"One Step Away" is another piano-driven number which seems destined for your nearest AAA radio station. Lyrically, the song belies Miller's young age, as he details, "They made a home, they seem to manage/ it's just a living and living is hard." The head-bobbing pop of "Love Me More" comes also with insight: "I wake up early in the morning/ step out and leave you to your dreams/ I bring back a hot cup of coffee/ you say you need more cream."

There's an underlying reggae groove on a few of the songs, notably "Luck of the Draw." Though Miller claims his music's not political, he comes close here, singing: "No way to make it on minimum wage/ strong hearts are breaking, smiles holding rage/ the forests are gone, no soil to hold seed/ Mama's baby's crying, but Mama can't feed." A guest vocalist lends Jamaican flair, inspiring us all to come together. "Holding On" seems destined for a fight-for-the-girl cinematic scene; "Life" is overly melodramatic; and "You Can't Go Back Again" finds Miller reading stories in the wrinkles on a face. The disc closes nicely with the stripped-down title track.

With Who We Are, Jacob Miller proves he knows a thing or two about love, life, and music. And while you're listening and learning, you just might find yourself feeling. And that's not a bad thing, no matter your age. B+ | Laura Hamlett

RIYL: Duncan Sheik, Ben Folds, Tori Amos

About Laura Hamlett 467 Articles
Laura Hamlett is the Managing Editor of PLAYBACK:stl. In a past life, she was also a music publicist and band manager. Besides music, books, and other forms of popular culture, she's a fan of the psychology behind true crime and violent criminals.
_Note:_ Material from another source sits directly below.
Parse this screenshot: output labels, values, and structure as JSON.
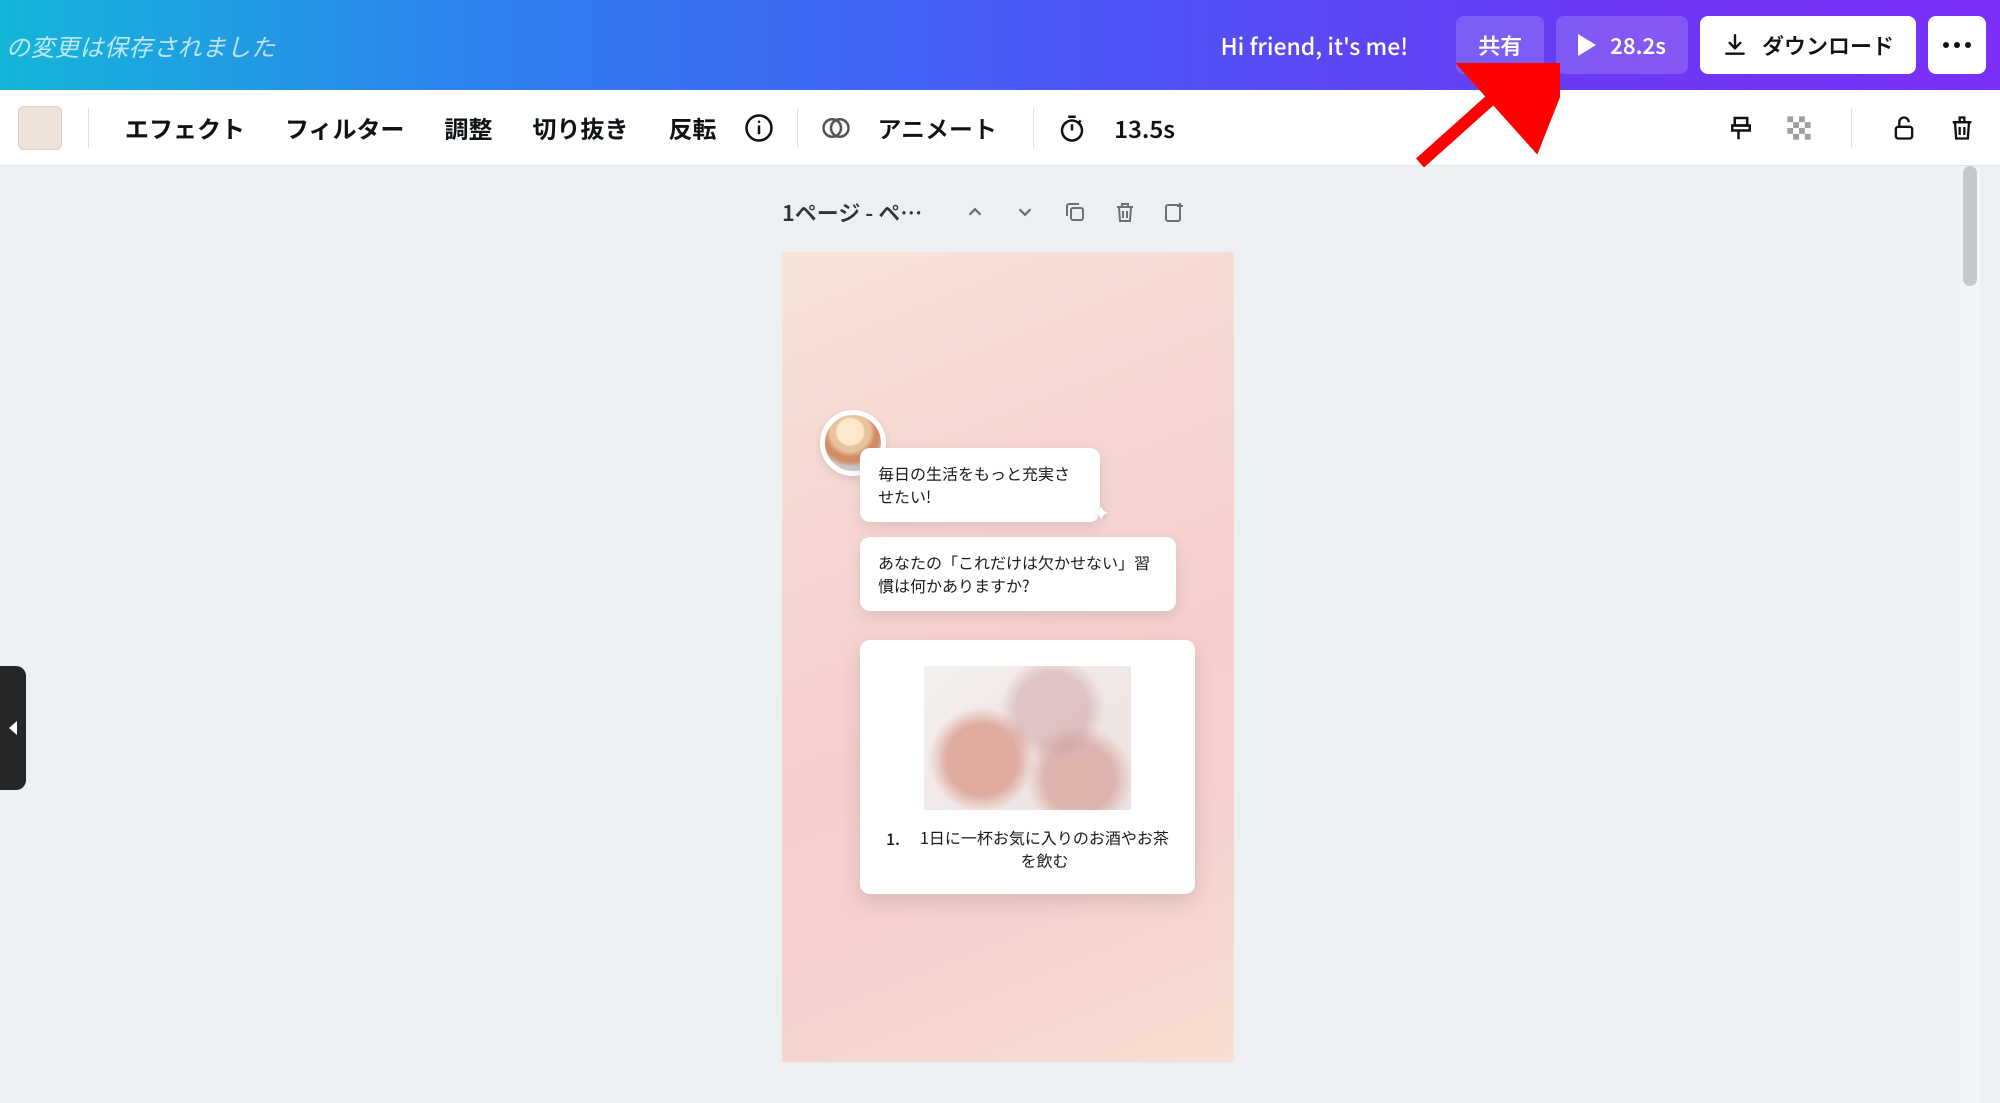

Ask her about mass murder...if you dare.

Be the first to comment

Leave a Reply